    Allan Alcorn
  • The original arcade Pong game was basically some logic chips hooked up to an actual TV set with an added coin mechanism.
  • Pong was not the first computer game
    • 10 years before Pong, there was another, much more sophisticated computer game…
  • Spacewar!
  • Spacewar!
    • Written by members of the MIT model railroad club beginning in 1961
    • They also coined the word &quot;hack&quot;
    • Code was kept in an unlocked drawer—anyone was free to modify it
    • Programmed on the Digital Equipment PDP-1, one of the first computers with a monitor
    • Club members built the world's first joysticks
    • Later modified by Atari ( stolen? ) to become Asteroids
  • Pong Spin-offs
    • Pong Doubles 1973
  • Pong Spin-offs
    • Dr. Pong 1974
  • Pong Spin-offs
    • Cocktail Pong 1974
  • Pong Spin-offs
    • Puppy Pong 1974
  • Pong Spin-offs
    • Pin Pong 1974
  • Pong Spin-offs
    • Quadra Pong 1974
  • Pong Spin-offs
    • Super Pong 1974
  • Pong Spin-offs
    • Rebound 1974
  • Pong Spin-offs
    • Slime Volleyball
  • Pong Spin-offs
    • Breakout 1976
  • Pong Spin-offs
    • Bomb Bee 1979
  • Pong Spin-offs
    • 3d pong
  • Pong Spin-offs
    • circular pong
  • Pong Spin-offs
    • Warlords

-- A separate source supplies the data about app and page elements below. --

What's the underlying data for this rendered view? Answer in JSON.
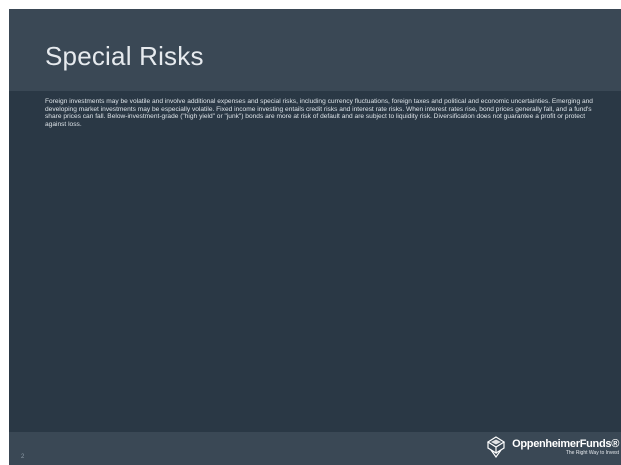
{
  "slide": {
    "title": "Special Risks",
    "body": "Foreign investments may be volatile and involve additional expenses and special risks, including currency fluctuations, foreign taxes and political and economic uncertainties. Emerging and developing market investments may be especially volatile. Fixed income investing entails credit risks and interest rate risks. When interest rates rise, bond prices generally fall, and a fund's share prices can fall. Below-investment-grade (\"high yield\" or \"junk\") bonds are more at risk of default and are subject to liquidity risk. Diversification does not guarantee a profit or protect against loss.",
    "page_number": "2"
  },
  "logo": {
    "name": "OppenheimerFunds®",
    "tagline": "The Right Way to Invest",
    "icon": "oppenheimer-logo-mark"
  },
  "colors": {
    "background": "#2a3845",
    "title_bar": "#3a4855",
    "footer_bar": "#3a4855",
    "text": "#dde3e8"
  }
}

  • Pong Spin-offs
    • Pong Clock--As Pong randomly plays, the score shown is the time of day
  • Pong Spin-offs
    • Plasma Pong, uses fluid dynamics, so the ball seems to move through a fluid
  • And from these humble beginnings…
    • Computer gaming is now a huge industry with revenue over 7 billion dollars in 2005
    • 'Mario' has made twice the revenue of all the 'Star Wars' movies combined
    • Computer Games and entertainment software are the fastest growing area of the computer software industry (which is itself one of the fastest growing areas of the economy)
  • BallMaster www.blueteagames.com by Steven Zhao class of 2001 In BallMaster, you guide a flying ball through dangerous adventures. With the aid of your computerized assistant, you fend off a variety of beasts that attack you as you float through the air. Other Games: Cactus Bruce and the Corporate Monkeys, Meeklits and HeliumMan-X
  • Pong Spin-offs
    • and many, many others. . .
  • Practice Quiz Question: Find the output
    • void setup()
    • {
    • TwoNums bob = new TwoNums();
    • println(bob.mystery1());
    • TwoNums jane = new TwoNums();
    • jane.d1 = bob.d1 * 3;
    • jane.n1 = int(bob.d1);
    • println(jane.mystery1());
    • bob.mystery2();
    • println(&quot;Bob's float is &quot; + bob.d1);
    • }
    • class TwoNums
    • {
    • int n1;
    • float d1;
    • TwoNums()
    • {
    • println(&quot;Constructing a new one&quot;);
    • n1 = 2;
    • d1 = 1.5;
    • }
    • int mystery1 ()
    • {
    • return int(n1*d1);
    • }
    • void mystery2 ()
    • {
    • int nMys = mystery1();
    • d1 = nMys + d1;
    • }
    • }